App and web page records ▸
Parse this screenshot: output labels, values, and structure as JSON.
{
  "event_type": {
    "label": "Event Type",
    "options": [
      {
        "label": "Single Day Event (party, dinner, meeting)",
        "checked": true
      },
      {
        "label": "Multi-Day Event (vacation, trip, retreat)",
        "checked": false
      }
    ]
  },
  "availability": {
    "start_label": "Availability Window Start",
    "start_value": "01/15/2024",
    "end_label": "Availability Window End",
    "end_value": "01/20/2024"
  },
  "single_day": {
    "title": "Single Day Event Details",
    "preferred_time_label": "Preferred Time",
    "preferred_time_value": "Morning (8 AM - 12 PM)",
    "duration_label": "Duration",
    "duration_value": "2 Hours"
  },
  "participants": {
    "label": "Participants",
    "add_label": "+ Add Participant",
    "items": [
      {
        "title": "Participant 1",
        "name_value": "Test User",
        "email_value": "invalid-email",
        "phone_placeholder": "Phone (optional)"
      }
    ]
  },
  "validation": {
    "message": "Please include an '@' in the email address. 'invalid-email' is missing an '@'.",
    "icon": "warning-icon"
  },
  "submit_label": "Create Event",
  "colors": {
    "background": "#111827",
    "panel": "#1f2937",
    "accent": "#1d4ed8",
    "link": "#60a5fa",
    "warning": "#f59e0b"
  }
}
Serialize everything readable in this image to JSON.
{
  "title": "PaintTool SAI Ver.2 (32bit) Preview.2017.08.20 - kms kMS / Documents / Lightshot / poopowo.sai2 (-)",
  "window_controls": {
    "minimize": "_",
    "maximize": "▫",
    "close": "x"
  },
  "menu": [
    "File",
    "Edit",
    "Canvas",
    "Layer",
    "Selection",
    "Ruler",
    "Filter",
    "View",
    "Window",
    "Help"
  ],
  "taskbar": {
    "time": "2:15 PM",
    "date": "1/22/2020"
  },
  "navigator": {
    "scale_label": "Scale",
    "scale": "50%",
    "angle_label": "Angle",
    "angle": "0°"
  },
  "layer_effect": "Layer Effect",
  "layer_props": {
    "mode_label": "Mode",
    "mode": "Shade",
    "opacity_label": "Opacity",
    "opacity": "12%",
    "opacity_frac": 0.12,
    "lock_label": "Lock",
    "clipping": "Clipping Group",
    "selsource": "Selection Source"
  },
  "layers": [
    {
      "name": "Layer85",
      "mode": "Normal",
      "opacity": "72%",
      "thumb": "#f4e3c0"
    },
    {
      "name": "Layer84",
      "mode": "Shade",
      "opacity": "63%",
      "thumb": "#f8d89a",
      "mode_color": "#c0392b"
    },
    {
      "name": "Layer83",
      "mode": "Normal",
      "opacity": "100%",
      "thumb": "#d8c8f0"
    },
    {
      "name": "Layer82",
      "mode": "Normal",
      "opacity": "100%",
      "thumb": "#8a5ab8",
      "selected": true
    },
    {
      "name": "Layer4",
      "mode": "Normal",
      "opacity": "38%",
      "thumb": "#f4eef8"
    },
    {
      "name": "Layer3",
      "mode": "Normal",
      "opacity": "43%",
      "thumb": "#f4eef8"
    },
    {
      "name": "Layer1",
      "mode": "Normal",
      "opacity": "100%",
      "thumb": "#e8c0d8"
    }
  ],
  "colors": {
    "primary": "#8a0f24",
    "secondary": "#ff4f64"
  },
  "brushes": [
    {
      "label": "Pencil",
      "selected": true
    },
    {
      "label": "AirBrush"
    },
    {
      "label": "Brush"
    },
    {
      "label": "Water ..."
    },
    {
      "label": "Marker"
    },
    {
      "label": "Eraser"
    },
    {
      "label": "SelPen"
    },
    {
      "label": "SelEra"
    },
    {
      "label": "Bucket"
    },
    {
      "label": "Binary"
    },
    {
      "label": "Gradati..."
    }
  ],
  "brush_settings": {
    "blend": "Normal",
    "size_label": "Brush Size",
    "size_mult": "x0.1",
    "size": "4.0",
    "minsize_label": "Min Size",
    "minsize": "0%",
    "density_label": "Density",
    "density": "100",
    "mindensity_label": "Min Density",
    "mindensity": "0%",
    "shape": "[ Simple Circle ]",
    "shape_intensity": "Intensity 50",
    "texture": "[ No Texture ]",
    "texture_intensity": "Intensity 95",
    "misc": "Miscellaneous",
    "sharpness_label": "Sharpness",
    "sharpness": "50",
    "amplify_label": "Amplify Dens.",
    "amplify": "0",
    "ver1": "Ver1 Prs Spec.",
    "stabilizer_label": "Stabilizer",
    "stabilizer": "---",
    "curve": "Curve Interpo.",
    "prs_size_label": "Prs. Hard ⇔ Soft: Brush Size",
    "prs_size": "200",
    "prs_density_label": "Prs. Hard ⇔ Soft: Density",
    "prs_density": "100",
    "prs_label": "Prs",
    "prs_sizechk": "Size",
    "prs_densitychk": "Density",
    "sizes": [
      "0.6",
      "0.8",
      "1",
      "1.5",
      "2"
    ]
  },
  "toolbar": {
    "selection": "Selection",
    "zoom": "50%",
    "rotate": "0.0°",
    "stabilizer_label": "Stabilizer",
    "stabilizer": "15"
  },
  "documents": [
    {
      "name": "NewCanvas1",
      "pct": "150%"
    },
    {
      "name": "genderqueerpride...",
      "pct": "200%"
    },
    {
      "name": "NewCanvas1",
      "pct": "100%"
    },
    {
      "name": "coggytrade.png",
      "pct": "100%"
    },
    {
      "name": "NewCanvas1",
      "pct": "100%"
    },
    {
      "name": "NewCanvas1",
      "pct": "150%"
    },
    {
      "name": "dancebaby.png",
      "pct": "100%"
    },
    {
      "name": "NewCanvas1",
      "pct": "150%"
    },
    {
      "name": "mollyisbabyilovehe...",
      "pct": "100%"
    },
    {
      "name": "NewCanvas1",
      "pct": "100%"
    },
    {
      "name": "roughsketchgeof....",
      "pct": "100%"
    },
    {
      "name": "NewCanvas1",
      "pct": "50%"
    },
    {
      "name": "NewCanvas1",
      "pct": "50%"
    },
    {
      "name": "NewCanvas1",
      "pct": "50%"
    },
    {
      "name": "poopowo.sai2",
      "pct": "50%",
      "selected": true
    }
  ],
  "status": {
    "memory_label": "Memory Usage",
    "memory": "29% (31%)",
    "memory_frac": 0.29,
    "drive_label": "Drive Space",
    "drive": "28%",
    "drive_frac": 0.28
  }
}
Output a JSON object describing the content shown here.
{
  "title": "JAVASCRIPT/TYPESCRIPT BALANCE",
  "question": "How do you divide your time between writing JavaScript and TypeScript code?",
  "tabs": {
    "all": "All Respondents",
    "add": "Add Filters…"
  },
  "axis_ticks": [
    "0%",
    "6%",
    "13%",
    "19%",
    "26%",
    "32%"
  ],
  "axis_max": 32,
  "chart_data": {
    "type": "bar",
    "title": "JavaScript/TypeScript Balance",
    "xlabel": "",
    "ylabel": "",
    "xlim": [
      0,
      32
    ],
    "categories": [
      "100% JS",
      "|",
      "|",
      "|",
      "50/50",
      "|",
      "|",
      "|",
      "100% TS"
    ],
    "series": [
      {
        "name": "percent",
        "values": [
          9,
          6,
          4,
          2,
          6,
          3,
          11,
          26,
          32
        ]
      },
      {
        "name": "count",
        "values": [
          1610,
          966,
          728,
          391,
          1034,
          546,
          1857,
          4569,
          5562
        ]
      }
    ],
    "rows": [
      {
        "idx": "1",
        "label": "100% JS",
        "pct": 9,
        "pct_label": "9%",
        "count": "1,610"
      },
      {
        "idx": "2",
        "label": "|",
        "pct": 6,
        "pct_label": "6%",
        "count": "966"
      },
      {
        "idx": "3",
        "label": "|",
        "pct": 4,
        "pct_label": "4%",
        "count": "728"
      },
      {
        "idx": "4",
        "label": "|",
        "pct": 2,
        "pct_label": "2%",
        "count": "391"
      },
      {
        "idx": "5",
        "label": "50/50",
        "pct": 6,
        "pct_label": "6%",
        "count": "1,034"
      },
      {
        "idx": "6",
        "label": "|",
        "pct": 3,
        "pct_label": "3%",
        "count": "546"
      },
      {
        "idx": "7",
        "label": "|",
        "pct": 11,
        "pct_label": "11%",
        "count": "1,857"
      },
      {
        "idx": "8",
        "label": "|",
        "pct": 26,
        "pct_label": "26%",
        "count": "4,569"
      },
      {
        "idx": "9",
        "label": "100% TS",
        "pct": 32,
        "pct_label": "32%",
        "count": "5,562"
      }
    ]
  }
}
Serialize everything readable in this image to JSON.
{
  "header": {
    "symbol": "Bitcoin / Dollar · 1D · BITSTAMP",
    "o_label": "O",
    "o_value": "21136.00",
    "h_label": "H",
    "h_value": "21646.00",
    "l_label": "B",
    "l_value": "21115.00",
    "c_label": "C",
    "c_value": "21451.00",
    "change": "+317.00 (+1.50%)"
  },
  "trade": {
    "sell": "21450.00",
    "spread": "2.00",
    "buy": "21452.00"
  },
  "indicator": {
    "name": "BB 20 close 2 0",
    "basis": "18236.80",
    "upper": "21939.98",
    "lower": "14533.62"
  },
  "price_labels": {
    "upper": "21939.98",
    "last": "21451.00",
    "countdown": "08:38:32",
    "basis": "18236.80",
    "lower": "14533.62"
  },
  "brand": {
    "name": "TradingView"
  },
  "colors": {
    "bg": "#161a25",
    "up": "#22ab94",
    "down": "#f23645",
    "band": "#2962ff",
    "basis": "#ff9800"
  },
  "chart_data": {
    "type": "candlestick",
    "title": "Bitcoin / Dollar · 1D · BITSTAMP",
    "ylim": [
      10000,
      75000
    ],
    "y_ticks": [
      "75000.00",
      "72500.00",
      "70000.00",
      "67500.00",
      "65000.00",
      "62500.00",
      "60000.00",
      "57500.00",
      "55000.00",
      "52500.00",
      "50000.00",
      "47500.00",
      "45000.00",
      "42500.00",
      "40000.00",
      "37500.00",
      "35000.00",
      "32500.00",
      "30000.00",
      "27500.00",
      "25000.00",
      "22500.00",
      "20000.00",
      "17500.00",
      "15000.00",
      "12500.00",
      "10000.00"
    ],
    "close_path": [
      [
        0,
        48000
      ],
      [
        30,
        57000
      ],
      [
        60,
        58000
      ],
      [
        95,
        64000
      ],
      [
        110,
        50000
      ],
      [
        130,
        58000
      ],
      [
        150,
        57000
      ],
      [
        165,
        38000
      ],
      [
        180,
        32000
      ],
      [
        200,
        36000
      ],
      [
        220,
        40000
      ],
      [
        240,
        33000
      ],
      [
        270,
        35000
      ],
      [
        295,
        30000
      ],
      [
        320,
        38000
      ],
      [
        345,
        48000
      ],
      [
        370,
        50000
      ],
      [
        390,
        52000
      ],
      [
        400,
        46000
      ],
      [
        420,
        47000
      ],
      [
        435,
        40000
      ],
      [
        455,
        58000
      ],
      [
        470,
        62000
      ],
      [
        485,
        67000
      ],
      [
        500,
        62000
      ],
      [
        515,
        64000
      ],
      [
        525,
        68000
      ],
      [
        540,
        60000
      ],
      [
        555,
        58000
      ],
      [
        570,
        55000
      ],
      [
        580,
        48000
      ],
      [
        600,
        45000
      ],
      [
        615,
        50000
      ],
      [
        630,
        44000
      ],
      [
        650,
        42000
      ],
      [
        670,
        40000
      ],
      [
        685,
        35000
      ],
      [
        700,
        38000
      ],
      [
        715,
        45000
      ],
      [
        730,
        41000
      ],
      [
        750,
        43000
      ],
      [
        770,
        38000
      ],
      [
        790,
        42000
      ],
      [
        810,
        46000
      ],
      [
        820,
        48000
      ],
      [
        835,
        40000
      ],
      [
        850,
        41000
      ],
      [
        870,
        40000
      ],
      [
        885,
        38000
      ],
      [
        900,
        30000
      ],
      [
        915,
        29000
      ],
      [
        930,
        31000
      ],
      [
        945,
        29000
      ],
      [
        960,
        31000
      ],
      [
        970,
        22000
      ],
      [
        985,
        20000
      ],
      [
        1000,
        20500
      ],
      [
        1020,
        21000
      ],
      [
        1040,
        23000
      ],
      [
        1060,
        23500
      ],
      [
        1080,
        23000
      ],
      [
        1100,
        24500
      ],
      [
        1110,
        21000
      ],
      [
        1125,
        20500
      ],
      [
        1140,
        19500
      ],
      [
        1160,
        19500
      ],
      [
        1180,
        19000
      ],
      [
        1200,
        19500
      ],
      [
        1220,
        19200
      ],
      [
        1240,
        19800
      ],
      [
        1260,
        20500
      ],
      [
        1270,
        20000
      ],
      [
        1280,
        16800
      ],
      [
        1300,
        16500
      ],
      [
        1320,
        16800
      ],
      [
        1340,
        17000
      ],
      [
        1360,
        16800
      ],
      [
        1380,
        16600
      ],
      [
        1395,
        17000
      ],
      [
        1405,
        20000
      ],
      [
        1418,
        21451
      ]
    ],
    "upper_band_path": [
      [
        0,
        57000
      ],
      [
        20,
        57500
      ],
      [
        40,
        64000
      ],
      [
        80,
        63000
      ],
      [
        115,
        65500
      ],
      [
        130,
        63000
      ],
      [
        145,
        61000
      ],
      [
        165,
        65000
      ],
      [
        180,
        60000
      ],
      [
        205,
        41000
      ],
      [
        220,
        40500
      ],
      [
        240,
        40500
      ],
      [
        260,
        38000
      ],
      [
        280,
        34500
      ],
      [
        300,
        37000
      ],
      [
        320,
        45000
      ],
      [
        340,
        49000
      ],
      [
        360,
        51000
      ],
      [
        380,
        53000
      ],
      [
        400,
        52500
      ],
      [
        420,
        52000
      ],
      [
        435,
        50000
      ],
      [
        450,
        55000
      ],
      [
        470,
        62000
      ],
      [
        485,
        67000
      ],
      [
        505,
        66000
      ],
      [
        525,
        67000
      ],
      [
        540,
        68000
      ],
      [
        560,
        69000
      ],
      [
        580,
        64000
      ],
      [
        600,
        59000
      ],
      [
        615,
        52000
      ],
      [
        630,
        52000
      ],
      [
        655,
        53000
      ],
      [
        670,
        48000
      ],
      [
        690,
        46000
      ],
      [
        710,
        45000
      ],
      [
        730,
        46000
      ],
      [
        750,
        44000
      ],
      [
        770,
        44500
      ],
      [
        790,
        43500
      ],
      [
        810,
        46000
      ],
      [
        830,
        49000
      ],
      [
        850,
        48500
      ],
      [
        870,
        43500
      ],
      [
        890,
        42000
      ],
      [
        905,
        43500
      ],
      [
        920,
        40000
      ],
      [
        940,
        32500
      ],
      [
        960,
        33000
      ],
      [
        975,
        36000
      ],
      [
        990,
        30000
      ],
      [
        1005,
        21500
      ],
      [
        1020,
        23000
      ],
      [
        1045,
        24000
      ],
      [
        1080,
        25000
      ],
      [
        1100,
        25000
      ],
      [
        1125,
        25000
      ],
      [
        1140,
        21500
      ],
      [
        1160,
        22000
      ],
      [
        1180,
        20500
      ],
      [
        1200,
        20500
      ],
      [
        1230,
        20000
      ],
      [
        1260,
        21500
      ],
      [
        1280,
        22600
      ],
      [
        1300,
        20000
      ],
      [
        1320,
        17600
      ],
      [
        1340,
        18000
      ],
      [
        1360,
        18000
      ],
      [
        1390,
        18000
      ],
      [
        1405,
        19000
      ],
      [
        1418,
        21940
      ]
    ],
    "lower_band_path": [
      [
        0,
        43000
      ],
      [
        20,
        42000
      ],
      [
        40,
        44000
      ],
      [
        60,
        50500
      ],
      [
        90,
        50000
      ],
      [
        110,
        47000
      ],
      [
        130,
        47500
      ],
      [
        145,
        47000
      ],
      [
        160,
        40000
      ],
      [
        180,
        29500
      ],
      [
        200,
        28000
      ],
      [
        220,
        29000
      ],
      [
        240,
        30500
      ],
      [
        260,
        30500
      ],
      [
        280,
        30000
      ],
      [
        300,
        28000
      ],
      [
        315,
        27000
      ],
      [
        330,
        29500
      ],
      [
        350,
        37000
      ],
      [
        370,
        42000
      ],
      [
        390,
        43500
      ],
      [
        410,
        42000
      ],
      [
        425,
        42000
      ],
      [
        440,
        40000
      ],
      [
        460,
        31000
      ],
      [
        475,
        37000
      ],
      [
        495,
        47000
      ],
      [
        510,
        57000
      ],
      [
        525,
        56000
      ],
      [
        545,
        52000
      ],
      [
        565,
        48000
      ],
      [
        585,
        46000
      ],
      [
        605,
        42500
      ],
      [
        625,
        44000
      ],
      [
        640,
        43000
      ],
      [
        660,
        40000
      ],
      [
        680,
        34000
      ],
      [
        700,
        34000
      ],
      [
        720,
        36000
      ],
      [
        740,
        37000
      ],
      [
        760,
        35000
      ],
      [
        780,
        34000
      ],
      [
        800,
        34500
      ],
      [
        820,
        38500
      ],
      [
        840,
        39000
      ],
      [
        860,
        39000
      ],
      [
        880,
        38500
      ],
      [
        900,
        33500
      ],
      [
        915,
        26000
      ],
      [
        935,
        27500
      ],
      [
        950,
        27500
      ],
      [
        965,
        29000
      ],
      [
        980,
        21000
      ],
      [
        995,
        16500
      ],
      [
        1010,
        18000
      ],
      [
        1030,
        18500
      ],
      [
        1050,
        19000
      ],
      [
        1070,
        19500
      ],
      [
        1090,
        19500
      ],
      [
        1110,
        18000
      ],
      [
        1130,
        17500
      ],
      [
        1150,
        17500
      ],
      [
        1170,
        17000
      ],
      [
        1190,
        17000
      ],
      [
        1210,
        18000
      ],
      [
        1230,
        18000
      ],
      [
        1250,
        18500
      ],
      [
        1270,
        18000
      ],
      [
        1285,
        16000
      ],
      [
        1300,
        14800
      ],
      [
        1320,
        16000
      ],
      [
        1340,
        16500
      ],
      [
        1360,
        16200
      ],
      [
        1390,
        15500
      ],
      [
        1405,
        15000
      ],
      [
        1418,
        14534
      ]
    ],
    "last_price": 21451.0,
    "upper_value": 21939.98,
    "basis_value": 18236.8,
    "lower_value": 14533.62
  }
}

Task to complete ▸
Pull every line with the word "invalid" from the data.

Output for this task ▸
        "email_value": "invalid-email",
    "message": "Please include an '@' in the email address. 'invalid-email' is missing an '@'.",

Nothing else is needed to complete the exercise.